BP “has a slight advantage over Shell” ahead of announcing their first quarter results, according to an analyst.
The energy majors are due to report on their performance for the first part of the year, starting with Shell on Thursday and BP next Tuesday.
Iain Armstrong, divisional director with investment manager Brewin Dolphin, predicts “positive outcomes” for both firms, with both operating “sustainable downstream businesses”.
He said: “I think certainly in the first quarter BP has a slight advantage over Shell in so far as that they have just brought on a lot more new projects.
“They could not have timed it better in terms of the high oil prices.
“Shell has a huge LNG business which is doing ok but hasn’t got the year-on-year improvement that the oil business will have so that is in favour of BP versus Shell.
“The geography is also in the favour of BP over Shell because they are doing particularly well in their North American operations.”
Mr Armstrong expects good news for shareholders for both firms, who are using a “degree of sensibility” when it comes to sanctioning oil and gas projects.
“The outcomes will be quite positive. We’re moving into Q2 and Q3 which is the driving period so there is more demand and it doesn’t look like OPEC is going to do anything to stop that demand.
“You have to consider that there aren’t any huge new projects coming on stream. BP and Shell are keeping the money in their own pockets which can only be a good thing in terms of shareholders’ returns. I think there is a great deal of sensibility coming through.
“What will they do with the money, give it back to the shareholders? A lot of people think dividends may go up. I don’t think that but I might be in the minority.”
In terms of North Sea activity, Mr Armstrong says BP’s newly-announced Vorlich and Alligin fields –Shell is also involved in the latter – “stand out” amid a lack of larger projects.
“These projects themselves, if BP was making big new projects in the Gulf of Mexico, etc they would look tiny, but because the big oil companies aren’t doing big projects anymore they do stand out a little bit more. Since the operating costs have gone down in the North Sea in the last few years they decided they can go along with this.
The last big one (in the North Sea) is Clair Ridge for BP but even that in the scheme of those for BP is one a fraction of some being done in the Gulf of Mexico.
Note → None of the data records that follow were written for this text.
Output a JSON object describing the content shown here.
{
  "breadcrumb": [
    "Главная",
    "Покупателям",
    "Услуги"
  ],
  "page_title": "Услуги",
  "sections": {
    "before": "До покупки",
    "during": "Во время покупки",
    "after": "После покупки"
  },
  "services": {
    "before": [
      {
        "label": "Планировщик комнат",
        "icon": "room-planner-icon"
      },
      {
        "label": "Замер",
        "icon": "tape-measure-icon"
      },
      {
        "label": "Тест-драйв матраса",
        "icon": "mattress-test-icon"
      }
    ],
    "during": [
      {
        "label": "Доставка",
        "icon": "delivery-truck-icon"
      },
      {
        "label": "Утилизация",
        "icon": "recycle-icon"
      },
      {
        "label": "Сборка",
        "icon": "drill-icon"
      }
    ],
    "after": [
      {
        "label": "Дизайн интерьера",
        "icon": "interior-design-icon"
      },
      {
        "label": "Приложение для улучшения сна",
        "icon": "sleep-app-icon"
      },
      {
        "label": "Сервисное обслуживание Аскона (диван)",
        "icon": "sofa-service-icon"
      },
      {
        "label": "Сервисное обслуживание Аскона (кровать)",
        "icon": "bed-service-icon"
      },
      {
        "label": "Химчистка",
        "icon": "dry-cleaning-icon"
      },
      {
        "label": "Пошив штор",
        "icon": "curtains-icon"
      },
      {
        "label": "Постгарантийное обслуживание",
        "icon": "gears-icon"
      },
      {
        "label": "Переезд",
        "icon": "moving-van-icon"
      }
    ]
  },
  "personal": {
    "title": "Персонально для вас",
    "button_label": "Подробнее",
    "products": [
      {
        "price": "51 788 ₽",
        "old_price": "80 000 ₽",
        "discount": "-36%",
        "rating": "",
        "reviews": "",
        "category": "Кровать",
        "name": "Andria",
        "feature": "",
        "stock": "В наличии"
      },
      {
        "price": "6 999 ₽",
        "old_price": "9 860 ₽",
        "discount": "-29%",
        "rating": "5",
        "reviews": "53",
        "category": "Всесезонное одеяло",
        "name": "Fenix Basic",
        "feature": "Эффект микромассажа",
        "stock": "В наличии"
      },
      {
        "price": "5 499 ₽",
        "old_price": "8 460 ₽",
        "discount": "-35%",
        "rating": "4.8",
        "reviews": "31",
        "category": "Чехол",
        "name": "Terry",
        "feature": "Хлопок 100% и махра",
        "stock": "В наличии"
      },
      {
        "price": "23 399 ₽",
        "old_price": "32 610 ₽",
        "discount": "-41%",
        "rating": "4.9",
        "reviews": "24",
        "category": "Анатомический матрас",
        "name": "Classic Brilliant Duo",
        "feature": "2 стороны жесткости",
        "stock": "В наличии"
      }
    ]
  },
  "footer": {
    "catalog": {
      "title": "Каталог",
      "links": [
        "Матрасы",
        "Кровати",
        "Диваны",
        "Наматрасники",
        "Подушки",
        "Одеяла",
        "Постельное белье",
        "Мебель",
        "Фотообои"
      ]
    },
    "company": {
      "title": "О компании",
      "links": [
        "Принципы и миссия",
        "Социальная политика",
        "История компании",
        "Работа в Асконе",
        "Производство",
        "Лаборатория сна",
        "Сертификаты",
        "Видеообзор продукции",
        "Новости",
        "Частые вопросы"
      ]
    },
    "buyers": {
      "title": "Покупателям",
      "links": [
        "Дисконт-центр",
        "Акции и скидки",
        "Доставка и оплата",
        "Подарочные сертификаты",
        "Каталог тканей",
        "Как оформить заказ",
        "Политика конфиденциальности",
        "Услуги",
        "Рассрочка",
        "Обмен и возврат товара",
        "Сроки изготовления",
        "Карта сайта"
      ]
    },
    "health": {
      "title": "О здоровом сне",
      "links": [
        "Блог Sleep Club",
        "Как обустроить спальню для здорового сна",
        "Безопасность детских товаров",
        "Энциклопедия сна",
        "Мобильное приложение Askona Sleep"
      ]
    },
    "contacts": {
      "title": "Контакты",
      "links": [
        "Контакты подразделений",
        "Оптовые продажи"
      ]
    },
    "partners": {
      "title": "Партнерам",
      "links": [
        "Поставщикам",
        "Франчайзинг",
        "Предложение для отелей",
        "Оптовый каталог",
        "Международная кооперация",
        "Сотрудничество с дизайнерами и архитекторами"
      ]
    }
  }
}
I think the biggest opportunity in the North Sea is decommissioning for the energy services companies.”